Are all vertical angles 180?
No, vertical angles are not always 180 degrees. Vertical angles are pairs of opposite angles formed by intersecting lines. The key property of vertical angles is that they are always equal in measurement, but their sum is not always 180 degrees.
Vertical angles are congruent, which means they have the same angle measurement. When two lines intersect, they create four angles, and the pairs of angles opposite each other are vertical. If one vertical angle has a measurement of x degrees, its opposite vertical angle will also have a measurement of x degrees.
For example, if you have Angle A measuring 40 degrees, then Angle B (opposite to Angle A) will also measure 40 degrees, and the same principle applies to the other pair of vertical angles (Angles C and D).
The sum of the measurements of all four angles around the point where the lines intersect is always 360 degrees, not 180 degrees. This is a general property of any set of angles around a point.
So, to clarify, while vertical angles are equal to each other, they are not always equal to 180 degrees individually.
How do you find the value of x with angles?
To find the value of an angle (let’s call it angle “x”) in a given scenario, you need to have some information about the angles involved, such as their relationships or measurements. Here are a few common scenarios and methods for finding the value of angle x:
If you have a pair of vertical angles, you know that they are congruent (equal). So, if you know the measurement of one vertical angle, you automatically know the measurement of its vertical pair. For example, if angle A measures 40 degrees, then its vertical angle, angle B, also measures 40 degrees.

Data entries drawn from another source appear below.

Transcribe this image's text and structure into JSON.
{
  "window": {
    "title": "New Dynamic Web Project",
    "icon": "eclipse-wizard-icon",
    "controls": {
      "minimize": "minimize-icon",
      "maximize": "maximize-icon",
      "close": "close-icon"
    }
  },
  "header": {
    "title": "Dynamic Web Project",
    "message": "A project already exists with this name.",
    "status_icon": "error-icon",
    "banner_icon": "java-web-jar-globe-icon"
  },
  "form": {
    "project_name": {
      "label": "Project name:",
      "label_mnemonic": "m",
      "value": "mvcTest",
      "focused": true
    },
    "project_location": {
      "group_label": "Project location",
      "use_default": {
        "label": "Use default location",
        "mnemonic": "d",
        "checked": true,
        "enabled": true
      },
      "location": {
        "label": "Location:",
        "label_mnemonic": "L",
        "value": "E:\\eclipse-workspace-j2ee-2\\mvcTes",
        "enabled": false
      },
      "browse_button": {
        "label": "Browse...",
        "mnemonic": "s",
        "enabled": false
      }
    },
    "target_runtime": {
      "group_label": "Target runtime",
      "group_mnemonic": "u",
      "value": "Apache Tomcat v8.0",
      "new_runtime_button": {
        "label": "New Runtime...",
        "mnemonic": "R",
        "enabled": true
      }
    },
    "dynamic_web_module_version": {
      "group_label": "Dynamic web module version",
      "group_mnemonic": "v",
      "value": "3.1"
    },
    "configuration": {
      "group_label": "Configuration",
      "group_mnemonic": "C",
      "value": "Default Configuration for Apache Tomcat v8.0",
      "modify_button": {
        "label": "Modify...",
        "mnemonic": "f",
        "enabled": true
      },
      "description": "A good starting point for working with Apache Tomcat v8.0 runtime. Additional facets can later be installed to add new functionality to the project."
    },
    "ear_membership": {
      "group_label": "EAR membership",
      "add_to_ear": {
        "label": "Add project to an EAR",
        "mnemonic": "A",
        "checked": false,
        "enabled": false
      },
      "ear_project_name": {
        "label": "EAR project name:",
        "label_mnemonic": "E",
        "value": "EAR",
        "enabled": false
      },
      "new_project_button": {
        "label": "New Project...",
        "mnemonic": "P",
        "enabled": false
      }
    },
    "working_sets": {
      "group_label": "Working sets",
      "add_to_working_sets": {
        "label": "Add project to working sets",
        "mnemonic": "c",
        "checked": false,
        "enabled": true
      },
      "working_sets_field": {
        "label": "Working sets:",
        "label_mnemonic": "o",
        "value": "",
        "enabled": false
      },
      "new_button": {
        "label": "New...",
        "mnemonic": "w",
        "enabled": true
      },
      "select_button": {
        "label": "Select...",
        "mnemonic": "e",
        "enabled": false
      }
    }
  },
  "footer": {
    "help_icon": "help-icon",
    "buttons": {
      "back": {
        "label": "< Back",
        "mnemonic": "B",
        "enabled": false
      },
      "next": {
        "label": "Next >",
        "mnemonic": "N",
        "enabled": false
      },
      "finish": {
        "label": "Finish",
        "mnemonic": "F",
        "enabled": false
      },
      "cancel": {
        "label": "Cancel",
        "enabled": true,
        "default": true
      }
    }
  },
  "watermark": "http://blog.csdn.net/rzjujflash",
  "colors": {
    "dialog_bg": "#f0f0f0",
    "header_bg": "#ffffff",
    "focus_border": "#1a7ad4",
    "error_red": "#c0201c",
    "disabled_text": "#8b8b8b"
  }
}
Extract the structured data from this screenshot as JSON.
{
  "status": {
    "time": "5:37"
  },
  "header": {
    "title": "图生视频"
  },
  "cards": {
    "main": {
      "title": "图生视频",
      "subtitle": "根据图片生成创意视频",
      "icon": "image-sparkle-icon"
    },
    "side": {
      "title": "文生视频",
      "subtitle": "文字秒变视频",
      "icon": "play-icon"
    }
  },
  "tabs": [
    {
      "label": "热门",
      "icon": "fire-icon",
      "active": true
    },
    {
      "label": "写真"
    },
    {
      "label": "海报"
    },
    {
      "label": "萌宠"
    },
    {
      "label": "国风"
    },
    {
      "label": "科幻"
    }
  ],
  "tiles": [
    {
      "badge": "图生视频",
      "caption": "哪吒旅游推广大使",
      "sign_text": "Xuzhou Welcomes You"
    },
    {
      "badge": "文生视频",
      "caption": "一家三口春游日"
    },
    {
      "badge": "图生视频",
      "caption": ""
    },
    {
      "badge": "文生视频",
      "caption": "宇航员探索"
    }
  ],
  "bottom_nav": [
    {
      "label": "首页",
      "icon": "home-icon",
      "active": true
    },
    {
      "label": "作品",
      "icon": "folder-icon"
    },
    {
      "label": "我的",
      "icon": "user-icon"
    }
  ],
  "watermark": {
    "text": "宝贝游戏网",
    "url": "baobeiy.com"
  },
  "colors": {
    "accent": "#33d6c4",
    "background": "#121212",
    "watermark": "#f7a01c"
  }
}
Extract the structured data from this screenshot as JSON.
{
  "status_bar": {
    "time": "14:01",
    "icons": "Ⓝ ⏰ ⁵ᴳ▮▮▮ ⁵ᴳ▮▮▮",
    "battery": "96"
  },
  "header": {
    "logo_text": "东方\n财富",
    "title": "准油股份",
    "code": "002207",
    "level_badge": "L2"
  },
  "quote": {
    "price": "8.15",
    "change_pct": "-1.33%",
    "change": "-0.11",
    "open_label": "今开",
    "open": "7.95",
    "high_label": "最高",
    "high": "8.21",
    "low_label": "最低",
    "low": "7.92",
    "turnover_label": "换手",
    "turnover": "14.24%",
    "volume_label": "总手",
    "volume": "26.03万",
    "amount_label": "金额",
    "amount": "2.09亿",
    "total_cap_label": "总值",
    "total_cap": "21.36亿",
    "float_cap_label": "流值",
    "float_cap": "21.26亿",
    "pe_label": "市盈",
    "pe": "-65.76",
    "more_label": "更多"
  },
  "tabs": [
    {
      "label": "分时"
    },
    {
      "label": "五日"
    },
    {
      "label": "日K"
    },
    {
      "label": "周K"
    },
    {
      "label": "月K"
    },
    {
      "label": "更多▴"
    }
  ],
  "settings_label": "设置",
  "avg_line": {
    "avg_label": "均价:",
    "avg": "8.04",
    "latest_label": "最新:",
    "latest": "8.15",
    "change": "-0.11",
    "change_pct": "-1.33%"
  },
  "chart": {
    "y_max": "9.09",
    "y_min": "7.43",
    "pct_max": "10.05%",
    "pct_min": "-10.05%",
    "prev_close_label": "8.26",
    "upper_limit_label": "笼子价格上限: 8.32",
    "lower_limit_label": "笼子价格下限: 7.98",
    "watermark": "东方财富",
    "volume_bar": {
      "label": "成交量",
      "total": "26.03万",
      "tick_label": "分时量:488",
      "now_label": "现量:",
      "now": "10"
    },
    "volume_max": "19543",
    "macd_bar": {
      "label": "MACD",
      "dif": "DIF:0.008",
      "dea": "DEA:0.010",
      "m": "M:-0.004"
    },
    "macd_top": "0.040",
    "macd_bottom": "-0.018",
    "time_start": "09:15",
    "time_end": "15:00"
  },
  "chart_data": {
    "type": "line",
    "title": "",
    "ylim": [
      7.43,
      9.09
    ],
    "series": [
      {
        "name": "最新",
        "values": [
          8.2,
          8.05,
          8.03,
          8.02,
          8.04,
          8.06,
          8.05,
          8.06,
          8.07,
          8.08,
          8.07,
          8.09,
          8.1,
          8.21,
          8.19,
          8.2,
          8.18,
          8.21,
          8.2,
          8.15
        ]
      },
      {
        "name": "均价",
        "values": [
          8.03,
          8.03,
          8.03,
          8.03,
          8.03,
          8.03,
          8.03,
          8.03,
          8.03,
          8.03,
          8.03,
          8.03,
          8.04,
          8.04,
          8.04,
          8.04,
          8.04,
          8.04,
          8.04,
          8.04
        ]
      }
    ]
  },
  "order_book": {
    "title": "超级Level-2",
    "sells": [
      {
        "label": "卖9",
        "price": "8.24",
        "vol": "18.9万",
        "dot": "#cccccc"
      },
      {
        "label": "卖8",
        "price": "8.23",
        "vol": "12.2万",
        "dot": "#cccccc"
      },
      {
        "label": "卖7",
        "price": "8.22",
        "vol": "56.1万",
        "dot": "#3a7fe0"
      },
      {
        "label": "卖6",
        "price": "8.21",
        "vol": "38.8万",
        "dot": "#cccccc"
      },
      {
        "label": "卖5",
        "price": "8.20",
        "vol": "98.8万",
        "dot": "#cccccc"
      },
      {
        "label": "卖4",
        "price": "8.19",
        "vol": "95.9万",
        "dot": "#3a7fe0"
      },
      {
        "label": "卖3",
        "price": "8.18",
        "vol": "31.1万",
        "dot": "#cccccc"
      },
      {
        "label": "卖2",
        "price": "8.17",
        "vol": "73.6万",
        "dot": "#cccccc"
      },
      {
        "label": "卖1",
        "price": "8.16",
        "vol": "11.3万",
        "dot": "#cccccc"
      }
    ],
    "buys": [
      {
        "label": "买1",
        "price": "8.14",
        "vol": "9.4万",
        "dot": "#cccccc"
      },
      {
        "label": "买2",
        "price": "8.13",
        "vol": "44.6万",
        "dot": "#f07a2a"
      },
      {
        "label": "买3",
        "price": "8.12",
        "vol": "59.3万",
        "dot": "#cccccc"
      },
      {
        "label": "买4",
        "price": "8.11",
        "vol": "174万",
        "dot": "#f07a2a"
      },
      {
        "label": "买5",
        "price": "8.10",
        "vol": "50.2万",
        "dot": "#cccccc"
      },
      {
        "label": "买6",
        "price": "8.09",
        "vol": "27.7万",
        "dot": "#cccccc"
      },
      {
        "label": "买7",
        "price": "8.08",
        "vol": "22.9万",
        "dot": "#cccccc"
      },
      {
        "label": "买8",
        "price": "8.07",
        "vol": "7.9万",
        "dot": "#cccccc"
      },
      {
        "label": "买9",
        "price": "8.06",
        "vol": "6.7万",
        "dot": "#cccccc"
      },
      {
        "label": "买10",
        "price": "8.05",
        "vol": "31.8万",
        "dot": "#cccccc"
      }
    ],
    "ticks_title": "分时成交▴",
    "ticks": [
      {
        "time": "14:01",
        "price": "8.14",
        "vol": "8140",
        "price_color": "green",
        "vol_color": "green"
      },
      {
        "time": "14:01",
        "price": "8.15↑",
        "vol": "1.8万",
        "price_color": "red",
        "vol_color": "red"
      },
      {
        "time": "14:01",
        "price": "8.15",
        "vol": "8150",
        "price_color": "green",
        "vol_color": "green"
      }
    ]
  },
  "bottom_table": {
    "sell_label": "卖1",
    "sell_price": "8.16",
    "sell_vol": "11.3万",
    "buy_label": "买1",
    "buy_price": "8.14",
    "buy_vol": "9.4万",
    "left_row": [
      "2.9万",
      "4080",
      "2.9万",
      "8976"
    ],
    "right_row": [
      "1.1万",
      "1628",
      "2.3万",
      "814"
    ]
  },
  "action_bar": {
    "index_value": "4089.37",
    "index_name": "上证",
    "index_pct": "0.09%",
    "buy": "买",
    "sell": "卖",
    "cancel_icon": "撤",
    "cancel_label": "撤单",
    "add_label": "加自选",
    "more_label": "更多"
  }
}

Supplementary angles are angles that add up to 180 degrees. If you know that angle x is supplementary to another angle y, you can set up an equation: x + y = 180. If you know the value of y, you can solve for x.
Complementary angles are angles that add up to 90 degrees. Similar to supplementary angles, if you know that angle x is complementary to another angle y, you can set up an equation: x + y = 90. Solve for x if you have the value of y.
In a triangle, the sum of the interior angles is always 180 degrees. If you know the measurements of the other two angles, you can subtract their sum from 180 to find the angle x’s value.
Parallel Lines and Transversals:
If you have parallel lines intersected by a transversal, certain angle relationships are formed, such as corresponding angles, alternate interior angles, alternate exterior angles, and consecutive interior angles. Using these relationships and the properties of parallel lines, you can determine the value of angle x.
If you’re dealing with more complex scenarios, trigonometric functions like sine, cosine, and tangent can help you find angle measurements in right triangles or other geometric shapes.
Given Angle Measures:
Sometimes, you’re given the measurement of angle x directly.
What is the vertical angle of 40?
The vertical angle of 40 degrees is an angle that is opposite to another angle of 40 degrees, formed by intersecting lines. Vertical angles are pairs of angles that are opposite to each other when two lines intersect. The key property of vertical angles is that they have equal measurements.
So, if you have an angle that measures 40 degrees (let’s call it angle “A”), its vertical angle (let’s call it angle “B”) will also measure 40 degrees. In other words, angles A and B are vertical angles that are congruent (equal) to each other.
Moreover, the other two angles, C and D, will be 140 degrees and 140 degrees.